Strawberries aren’t the most prolific growers unless you have a ton of space, but they sure do grow easily. Every year I plant more strawberries, and my biggest suggestion is to use weed fabric, mulch with pine bark, or another material below your plants. Also, choose the everbearing varietals. That way, you will get strawberries all season long. If you buy bare-root strawberries, you’ll have berries in your very first season.
I just launched an entire orchard in my backyard with every fruit tree I could ever want, but until those get fruiting, my favorite fruity perennial is blueberries. My blueberry bushes are the gifts that keep giving! Why not blackberries or raspberries? Because as much as I love them, they’re terribly invasive, and I spent years of my life fighting them off at my prior home. Blueberries, on the other hand, are just so easy to grow, really do produce a healthy bounty, and only take a couple of years to establish.
As a child, my grandmother had a patch of chives, and my cousins and I would munch on them all day long. I knew my forever home would need to have chives as part of its edible perennial garden, and chives were the first to go in. Many years later, I can hardly keep them at bay, and I’m not mad about it at all!
In terms of creating a perennial herb garden, they grow great for me next to my lavender, sage, thyme, and oregano!
Not every variety of arugula is perennial, and not every perennial is a hardy perennial, but wild perennial arugula, known by the more common name Sylvetta or Wild Rocket, can grow quite far north. It grows a little more slowly than other annual varieties, but it’s happy in most conditions, as long as you water it regularly and use it before it flowers and gets bitter. If it does flower, you can eat the flowers instead, or let it reseed so you have a larger arugula garden next year! When you harvest, cut leaves about an inch above the ground, so that it will regrow. It’s a little stronger in flavor than other arugula, but chefs love it. It’s delightful on pizza or mixed in with other greens for a fresh, slightly spicy salad.
8. Ramps / Wild Leeks
Ramps are the ultimate spring delicacy, and I planted a whole flock of them a couple of years ago, rather than foraging in the park across the street from me. Ramps are part of the Allium family, and they grow easily east of the Mississippi. Most people pick them in the wild, but you can grow your own in any shady border with moist loam soil, or under trees. Hardy to Zone 4 and edible both in leaves and bulbs, this onion relative is sure to become a favorite in your kitchen. You can substitute any recipe calling for scallions or leeks with ramps!
Perennial edibles can provide a great foundation for your garden and will serve as the backbone of your edible landscape for years to come.

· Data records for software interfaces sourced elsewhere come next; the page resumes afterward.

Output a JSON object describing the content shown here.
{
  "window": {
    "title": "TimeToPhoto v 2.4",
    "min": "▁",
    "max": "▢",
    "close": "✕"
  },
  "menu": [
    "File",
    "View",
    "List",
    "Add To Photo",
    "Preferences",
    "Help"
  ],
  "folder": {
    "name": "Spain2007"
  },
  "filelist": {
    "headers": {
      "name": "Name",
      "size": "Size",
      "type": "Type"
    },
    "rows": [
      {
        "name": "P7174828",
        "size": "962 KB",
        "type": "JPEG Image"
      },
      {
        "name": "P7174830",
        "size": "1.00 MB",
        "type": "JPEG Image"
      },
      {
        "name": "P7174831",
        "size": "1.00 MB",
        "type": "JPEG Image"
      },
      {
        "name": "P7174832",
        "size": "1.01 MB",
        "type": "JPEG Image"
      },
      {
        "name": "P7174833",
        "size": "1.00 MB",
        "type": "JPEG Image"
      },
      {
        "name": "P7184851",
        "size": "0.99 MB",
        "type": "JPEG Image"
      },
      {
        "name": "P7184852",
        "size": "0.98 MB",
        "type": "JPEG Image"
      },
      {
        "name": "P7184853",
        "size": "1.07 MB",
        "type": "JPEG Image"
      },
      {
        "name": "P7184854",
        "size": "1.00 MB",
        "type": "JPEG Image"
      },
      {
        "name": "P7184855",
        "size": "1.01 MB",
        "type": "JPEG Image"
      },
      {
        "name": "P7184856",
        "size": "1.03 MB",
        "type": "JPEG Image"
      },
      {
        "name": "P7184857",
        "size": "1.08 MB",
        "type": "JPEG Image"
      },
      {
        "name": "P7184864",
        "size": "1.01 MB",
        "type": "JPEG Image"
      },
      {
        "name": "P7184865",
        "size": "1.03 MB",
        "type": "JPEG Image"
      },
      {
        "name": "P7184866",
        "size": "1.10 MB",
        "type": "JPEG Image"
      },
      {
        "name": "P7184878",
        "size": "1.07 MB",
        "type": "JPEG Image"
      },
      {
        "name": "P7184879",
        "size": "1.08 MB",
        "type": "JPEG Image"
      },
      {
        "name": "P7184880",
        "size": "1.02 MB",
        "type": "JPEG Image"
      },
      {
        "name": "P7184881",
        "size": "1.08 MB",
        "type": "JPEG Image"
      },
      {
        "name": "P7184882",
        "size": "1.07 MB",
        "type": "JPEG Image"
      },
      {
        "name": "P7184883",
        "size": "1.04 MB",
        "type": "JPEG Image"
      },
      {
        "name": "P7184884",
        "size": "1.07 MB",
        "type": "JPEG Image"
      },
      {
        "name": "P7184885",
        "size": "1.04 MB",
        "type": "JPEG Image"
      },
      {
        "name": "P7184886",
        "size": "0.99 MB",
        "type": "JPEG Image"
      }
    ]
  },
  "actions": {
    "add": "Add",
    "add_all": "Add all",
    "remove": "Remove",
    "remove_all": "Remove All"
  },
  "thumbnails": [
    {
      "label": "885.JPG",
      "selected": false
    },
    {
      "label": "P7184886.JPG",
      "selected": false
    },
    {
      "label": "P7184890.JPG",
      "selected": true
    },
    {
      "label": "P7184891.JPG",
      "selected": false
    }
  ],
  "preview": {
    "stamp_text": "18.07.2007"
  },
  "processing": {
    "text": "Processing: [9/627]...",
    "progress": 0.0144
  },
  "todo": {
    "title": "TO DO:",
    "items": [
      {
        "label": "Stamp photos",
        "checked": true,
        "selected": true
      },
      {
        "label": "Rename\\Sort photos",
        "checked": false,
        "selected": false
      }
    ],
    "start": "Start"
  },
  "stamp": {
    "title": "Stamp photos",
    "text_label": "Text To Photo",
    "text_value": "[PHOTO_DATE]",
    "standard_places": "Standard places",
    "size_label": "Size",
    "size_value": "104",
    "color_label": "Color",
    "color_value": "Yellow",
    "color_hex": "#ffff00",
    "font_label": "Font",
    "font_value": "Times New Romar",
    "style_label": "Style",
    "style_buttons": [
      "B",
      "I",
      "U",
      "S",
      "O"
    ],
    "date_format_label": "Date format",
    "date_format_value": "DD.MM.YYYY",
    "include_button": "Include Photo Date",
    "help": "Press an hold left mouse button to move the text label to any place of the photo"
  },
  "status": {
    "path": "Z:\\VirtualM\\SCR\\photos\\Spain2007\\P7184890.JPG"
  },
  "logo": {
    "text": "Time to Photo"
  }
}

With their long-term presence in the garden, perennials can offer food security and help you create an edible landscape that produces something year round!
Which edible perennial plants do you grow?
Resubmitting name as I had it wrong originally. Sorry.
We live in an apartment complex, so I have only tried Chives, due to space confinement. They grow very well. I would like to try some other herbs to see how they do.
I grew up on a small farm and we had lots of space for herbs and vegetables, so naturally I miss this.
We now live in Langley, BC